The public hearings were held both in-person and via Zoom on Monday, Jan. 30, and Tuesday, Jan. 31, at Queens Borough Hall. The testimonials will be used to develop the Queens Borough Board’s FY24 preliminary budget priorities in the coming weeks. 

‘He didn’t deserve to die’: Borough President Richards leads emotional candlelight vigil for Tyre Nichols

Queens Borough President Donovan Richards held a candlelight vigil for Tyre Nichols outside Queens Borough Hall Monday, Jan. 30 after Nichols’ death at the hands of police officers in Memphis, Tenn., made national headlines for the brutality in which the officers beat him.

Almost immediately after news broke about Nichols’ death, the Memphis police officers who beat him to death were fired and charged with murder. The police department released the body cam footage of the fatal beating on Jan. 27, but many people, including some at the vigil, have refused to watch it due to its extremely graphic nature.

Long Island City teen sentenced in fatal shooting of ‘beloved’ school teacher at Queensbridge Houses in 2020: DA

A Long Island City man on Friday, Jan. 28, was sentenced to 19 years in prison for the 2020 fatal shooting of a public school social studies teacher who was out walking his dog when he was caught in the crossfire during a confrontation between gang rivals in broad daylight, just blocks from his home, according to Queens District Attorney’s office.

Ike Ford, 19, of 12th Street, in Long Island City, pleaded guilty to manslaughter in the first degree before Queens Supreme Court Justice Kenneth Holder. The teacher, George Rosa, 53, was shot in his abdomen by a stray bullet fired by Ford, who was just 17 years old at the time of the shooting but was sentenced as an adult given the severity of the crime, according to Queens District Attorney Melinda Katz.

LaGuardia Community College receives federal funding to expand vocational training for the unemployed

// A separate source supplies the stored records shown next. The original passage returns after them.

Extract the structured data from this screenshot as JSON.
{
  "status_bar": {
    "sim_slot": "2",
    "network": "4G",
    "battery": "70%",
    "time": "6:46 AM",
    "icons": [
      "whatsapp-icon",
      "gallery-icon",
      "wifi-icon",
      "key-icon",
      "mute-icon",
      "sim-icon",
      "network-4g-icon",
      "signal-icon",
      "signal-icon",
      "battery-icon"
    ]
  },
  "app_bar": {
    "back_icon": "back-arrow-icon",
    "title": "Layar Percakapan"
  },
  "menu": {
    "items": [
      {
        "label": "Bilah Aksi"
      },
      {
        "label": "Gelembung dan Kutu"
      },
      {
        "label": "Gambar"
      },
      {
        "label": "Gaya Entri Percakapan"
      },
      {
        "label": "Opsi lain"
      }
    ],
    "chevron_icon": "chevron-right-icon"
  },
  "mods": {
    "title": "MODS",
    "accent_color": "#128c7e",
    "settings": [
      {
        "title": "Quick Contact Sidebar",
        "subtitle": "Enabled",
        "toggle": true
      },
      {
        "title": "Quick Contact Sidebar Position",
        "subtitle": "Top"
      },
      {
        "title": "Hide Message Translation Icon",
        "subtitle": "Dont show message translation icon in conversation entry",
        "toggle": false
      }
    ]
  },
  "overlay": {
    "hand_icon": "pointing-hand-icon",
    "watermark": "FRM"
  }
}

LaGuardia Community College recently received more than $400,000 in federal funding to enhance and expand vocational training for underemployed New Yorkers in a city that is still working to recover from COVID-19 pandemic-induced job loss. The support was secured by U.S. Senators Charles Schumer and Kirsten Gillibrand, Congresswoman Nydia Velázquez and former Congresswoman Carolyn B. Maloney.

LaGuardia Community College President Kenneth Adams explained that the school lost nearly a quarter of its students at the height of the pandemic due to the economic effects of the lockdown on low-income Queens households.

BP launches new advisory panel for youth to become civically engaged in the future of Queens

In an effort to get more young people involved in civics, Queens Borough President Donovan Richards has created a new advisory panel known as the Youth and Young Adult Council to introduce the “youngest and fiercest” community advocates to both community service and organization.

Members of the advisory body will advocate concerns through means of community engagement by participating in one of two cohorts. The first will be made up of high school representatives between the ages of 13 and 17, while the second cohort will be comprised of young adults between the ages of 18 and 25.